STUD AT THE GYM POOL
He comes—we don’t talk or make contact—he goes.
This, for me, is the perfect love affair. My custom tragedy.
So much unsaid and I saw it bursting from him as he entered
the water, parted it sloppily—saw his need in the chopping of his
arms, the sputter of his kicking. Heard gurgling love signs but
could decipher nothing—only the watery shape, the holes for
eyes in the dark water—the chiseled illuminated face.
I keep on crawling and turning, crawling and turning around
and crawling—but I get no closer to him—
and he stays in his own lane—
our paths don’t cross, yet I can see the golden
hair on his legs, the chest in the churning, the bulb
of his penis hung upside down in the water—he can see my
breasts. Then he leaves, out—to his towel—he sops up every
memory of me from his broad shoulders, strong from efforts
never consummated—gorgeous with the flailing exercise.
—from Rattle #8, Winter 1997

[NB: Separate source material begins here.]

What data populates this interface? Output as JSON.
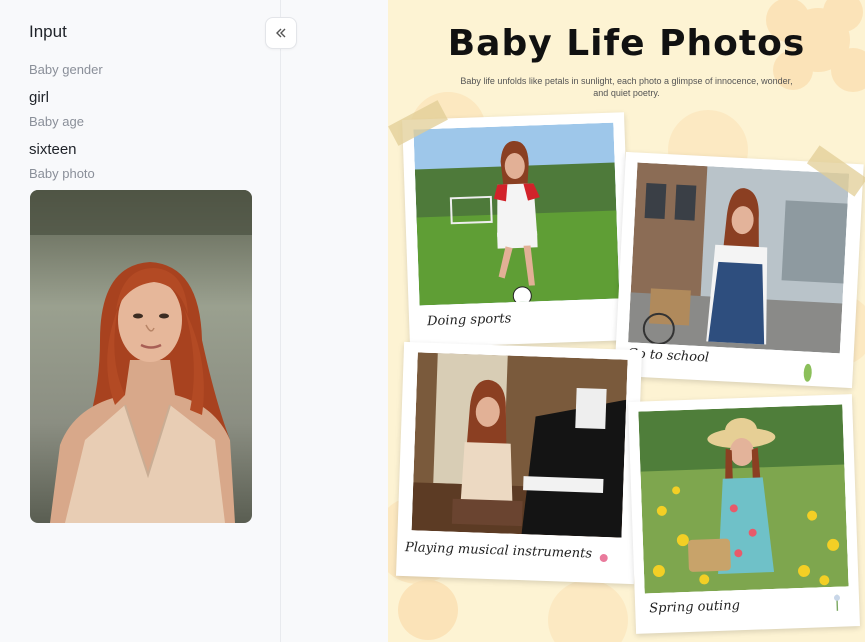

Elizabeth Degenhardt: “Los Angeles poet, playwright, swimmer, Flamenco dancer …”